%%

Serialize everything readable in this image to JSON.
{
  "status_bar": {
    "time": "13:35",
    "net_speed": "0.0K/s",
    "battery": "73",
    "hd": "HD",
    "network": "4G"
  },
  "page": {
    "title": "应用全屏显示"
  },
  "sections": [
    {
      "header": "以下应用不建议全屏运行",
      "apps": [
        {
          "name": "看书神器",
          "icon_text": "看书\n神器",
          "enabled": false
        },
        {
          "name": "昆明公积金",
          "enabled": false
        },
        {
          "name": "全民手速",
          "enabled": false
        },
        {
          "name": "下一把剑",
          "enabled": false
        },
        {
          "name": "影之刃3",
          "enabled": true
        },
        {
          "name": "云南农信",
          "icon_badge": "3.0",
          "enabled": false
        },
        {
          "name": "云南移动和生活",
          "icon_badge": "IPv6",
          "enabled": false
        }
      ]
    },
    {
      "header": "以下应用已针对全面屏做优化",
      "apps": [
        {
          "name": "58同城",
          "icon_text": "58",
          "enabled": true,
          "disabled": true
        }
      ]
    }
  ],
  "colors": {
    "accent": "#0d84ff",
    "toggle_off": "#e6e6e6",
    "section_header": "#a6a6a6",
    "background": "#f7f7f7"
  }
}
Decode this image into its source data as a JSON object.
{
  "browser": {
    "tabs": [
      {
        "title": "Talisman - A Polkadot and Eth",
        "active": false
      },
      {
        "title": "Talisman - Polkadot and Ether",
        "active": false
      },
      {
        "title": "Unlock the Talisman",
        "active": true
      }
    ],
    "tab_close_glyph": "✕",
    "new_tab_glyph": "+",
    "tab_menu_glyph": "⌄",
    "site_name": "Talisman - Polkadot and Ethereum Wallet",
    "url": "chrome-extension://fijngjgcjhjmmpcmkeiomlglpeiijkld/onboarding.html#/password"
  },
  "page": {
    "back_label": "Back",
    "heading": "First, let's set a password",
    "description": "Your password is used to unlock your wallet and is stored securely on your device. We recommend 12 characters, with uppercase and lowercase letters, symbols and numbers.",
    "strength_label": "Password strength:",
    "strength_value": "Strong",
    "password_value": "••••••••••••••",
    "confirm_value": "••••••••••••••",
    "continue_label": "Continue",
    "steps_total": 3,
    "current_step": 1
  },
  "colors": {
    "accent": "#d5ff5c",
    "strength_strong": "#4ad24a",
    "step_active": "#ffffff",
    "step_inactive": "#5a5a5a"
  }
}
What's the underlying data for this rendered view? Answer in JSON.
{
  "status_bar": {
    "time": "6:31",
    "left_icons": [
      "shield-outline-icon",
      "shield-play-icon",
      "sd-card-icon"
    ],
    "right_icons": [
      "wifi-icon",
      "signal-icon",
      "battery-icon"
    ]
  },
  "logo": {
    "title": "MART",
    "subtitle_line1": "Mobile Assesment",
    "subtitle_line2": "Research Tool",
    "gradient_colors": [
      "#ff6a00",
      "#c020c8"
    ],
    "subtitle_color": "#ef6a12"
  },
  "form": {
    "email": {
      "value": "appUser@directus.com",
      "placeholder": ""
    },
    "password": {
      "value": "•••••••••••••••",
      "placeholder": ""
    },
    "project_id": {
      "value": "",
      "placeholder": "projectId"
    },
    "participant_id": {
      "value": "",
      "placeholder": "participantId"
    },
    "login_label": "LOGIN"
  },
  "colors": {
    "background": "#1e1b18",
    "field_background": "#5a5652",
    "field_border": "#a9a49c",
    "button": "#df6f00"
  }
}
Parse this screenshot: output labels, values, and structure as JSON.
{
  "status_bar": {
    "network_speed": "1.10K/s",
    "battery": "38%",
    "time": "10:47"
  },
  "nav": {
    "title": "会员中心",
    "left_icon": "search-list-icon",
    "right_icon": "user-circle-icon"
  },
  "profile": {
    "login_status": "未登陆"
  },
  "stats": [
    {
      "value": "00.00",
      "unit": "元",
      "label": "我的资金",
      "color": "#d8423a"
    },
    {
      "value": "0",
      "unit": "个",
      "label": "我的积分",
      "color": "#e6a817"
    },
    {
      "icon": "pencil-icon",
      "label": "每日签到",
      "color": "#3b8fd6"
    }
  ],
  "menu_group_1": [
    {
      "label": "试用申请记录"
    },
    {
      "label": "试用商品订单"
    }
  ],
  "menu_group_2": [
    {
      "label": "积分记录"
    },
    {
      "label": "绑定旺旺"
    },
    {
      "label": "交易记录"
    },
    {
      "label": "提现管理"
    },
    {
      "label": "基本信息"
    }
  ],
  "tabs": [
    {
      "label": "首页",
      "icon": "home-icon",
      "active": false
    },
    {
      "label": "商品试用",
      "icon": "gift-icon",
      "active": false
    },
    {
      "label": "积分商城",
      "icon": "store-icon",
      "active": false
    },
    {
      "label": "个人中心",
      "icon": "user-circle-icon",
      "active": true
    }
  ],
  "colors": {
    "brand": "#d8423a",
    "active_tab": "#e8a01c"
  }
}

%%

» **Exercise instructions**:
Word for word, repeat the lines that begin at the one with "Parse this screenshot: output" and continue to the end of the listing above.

» **Reply**:
Parse this screenshot: output labels, values, and structure as JSON.
{
  "status_bar": {
    "network_speed": "1.10K/s",
    "battery": "38%",
    "time": "10:47"
  },
  "nav": {
    "title": "会员中心",
    "left_icon": "search-list-icon",
    "right_icon": "user-circle-icon"
  },
  "profile": {
    "login_status": "未登陆"
  },
  "stats": [
    {
      "value": "00.00",
      "unit": "元",
      "label": "我的资金",
      "color": "#d8423a"
    },
    {
      "value": "0",
      "unit": "个",
      "label": "我的积分",
      "color": "#e6a817"
    },
    {
      "icon": "pencil-icon",
      "label": "每日签到",
      "color": "#3b8fd6"
    }
  ],
  "menu_group_1": [
    {
      "label": "试用申请记录"
    },
    {
      "label": "试用商品订单"
    }
  ],
  "menu_group_2": [
    {
      "label": "积分记录"
    },
    {
      "label": "绑定旺旺"
    },
    {
      "label": "交易记录"
    },
    {
      "label": "提现管理"
    },
    {
      "label": "基本信息"
    }
  ],
  "tabs": [
    {
      "label": "首页",
      "icon": "home-icon",
      "active": false
    },
    {
      "label": "商品试用",
      "icon": "gift-icon",
      "active": false
    },
    {
      "label": "积分商城",
      "icon": "store-icon",
      "active": false
    },
    {
      "label": "个人中心",
      "icon": "user-circle-icon",
      "active": true
    }
  ],
  "colors": {
    "brand": "#d8423a",
    "active_tab": "#e8a01c"
  }
}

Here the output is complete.